• _Data section_:
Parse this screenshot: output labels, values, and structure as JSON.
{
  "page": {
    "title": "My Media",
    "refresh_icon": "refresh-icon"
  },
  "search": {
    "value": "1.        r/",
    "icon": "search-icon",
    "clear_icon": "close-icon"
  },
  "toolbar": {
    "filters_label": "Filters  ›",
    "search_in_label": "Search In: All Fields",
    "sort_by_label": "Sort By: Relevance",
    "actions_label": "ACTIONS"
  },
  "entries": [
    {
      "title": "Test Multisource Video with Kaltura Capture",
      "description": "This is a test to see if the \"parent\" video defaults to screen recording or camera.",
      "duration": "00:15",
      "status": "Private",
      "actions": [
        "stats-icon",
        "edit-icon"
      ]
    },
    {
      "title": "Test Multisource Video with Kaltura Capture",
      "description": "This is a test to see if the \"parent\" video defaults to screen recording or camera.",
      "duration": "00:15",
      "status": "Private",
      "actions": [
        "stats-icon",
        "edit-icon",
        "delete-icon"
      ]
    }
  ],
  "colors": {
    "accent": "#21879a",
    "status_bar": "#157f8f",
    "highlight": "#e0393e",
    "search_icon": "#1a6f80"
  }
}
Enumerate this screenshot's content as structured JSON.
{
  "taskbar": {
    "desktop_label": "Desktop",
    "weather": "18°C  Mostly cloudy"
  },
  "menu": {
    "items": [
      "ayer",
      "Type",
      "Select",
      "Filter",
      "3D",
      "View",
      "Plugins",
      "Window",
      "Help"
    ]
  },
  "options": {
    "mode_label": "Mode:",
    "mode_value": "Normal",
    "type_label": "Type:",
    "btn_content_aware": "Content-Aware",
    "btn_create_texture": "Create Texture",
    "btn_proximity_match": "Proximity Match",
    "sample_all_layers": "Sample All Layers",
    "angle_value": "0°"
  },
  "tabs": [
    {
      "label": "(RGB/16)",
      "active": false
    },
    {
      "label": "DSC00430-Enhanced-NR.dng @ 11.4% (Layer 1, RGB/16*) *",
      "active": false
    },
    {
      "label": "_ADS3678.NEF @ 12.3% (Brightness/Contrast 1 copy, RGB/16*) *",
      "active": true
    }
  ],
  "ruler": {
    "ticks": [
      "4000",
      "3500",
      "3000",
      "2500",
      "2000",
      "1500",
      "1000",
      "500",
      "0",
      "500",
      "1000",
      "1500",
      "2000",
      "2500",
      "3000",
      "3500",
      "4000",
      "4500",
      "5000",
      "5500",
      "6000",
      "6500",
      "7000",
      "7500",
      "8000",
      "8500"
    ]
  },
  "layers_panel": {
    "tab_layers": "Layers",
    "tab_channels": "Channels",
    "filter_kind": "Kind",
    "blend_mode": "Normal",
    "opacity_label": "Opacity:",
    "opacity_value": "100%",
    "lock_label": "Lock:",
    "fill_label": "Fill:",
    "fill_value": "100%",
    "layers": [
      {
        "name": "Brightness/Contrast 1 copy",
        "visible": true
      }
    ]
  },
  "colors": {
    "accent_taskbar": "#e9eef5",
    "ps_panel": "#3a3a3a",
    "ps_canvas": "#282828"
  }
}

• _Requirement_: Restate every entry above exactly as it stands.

• _Reply to the task_:
Parse this screenshot: output labels, values, and structure as JSON.
{
  "page": {
    "title": "My Media",
    "refresh_icon": "refresh-icon"
  },
  "search": {
    "value": "1.        r/",
    "icon": "search-icon",
    "clear_icon": "close-icon"
  },
  "toolbar": {
    "filters_label": "Filters  ›",
    "search_in_label": "Search In: All Fields",
    "sort_by_label": "Sort By: Relevance",
    "actions_label": "ACTIONS"
  },
  "entries": [
    {
      "title": "Test Multisource Video with Kaltura Capture",
      "description": "This is a test to see if the \"parent\" video defaults to screen recording or camera.",
      "duration": "00:15",
      "status": "Private",
      "actions": [
        "stats-icon",
        "edit-icon"
      ]
    },
    {
      "title": "Test Multisource Video with Kaltura Capture",
      "description": "This is a test to see if the \"parent\" video defaults to screen recording or camera.",
      "duration": "00:15",
      "status": "Private",
      "actions": [
        "stats-icon",
        "edit-icon",
        "delete-icon"
      ]
    }
  ],
  "colors": {
    "accent": "#21879a",
    "status_bar": "#157f8f",
    "highlight": "#e0393e",
    "search_icon": "#1a6f80"
  }
}
Enumerate this screenshot's content as structured JSON.
{
  "taskbar": {
    "desktop_label": "Desktop",
    "weather": "18°C  Mostly cloudy"
  },
  "menu": {
    "items": [
      "ayer",
      "Type",
      "Select",
      "Filter",
      "3D",
      "View",
      "Plugins",
      "Window",
      "Help"
    ]
  },
  "options": {
    "mode_label": "Mode:",
    "mode_value": "Normal",
    "type_label": "Type:",
    "btn_content_aware": "Content-Aware",
    "btn_create_texture": "Create Texture",
    "btn_proximity_match": "Proximity Match",
    "sample_all_layers": "Sample All Layers",
    "angle_value": "0°"
  },
  "tabs": [
    {
      "label": "(RGB/16)",
      "active": false
    },
    {
      "label": "DSC00430-Enhanced-NR.dng @ 11.4% (Layer 1, RGB/16*) *",
      "active": false
    },
    {
      "label": "_ADS3678.NEF @ 12.3% (Brightness/Contrast 1 copy, RGB/16*) *",
      "active": true
    }
  ],
  "ruler": {
    "ticks": [
      "4000",
      "3500",
      "3000",
      "2500",
      "2000",
      "1500",
      "1000",
      "500",
      "0",
      "500",
      "1000",
      "1500",
      "2000",
      "2500",
      "3000",
      "3500",
      "4000",
      "4500",
      "5000",
      "5500",
      "6000",
      "6500",
      "7000",
      "7500",
      "8000",
      "8500"
    ]
  },
  "layers_panel": {
    "tab_layers": "Layers",
    "tab_channels": "Channels",
    "filter_kind": "Kind",
    "blend_mode": "Normal",
    "opacity_label": "Opacity:",
    "opacity_value": "100%",
    "lock_label": "Lock:",
    "fill_label": "Fill:",
    "fill_value": "100%",
    "layers": [
      {
        "name": "Brightness/Contrast 1 copy",
        "visible": true
      }
    ]
  },
  "colors": {
    "accent_taskbar": "#e9eef5",
    "ps_panel": "#3a3a3a",
    "ps_canvas": "#282828"
  }
}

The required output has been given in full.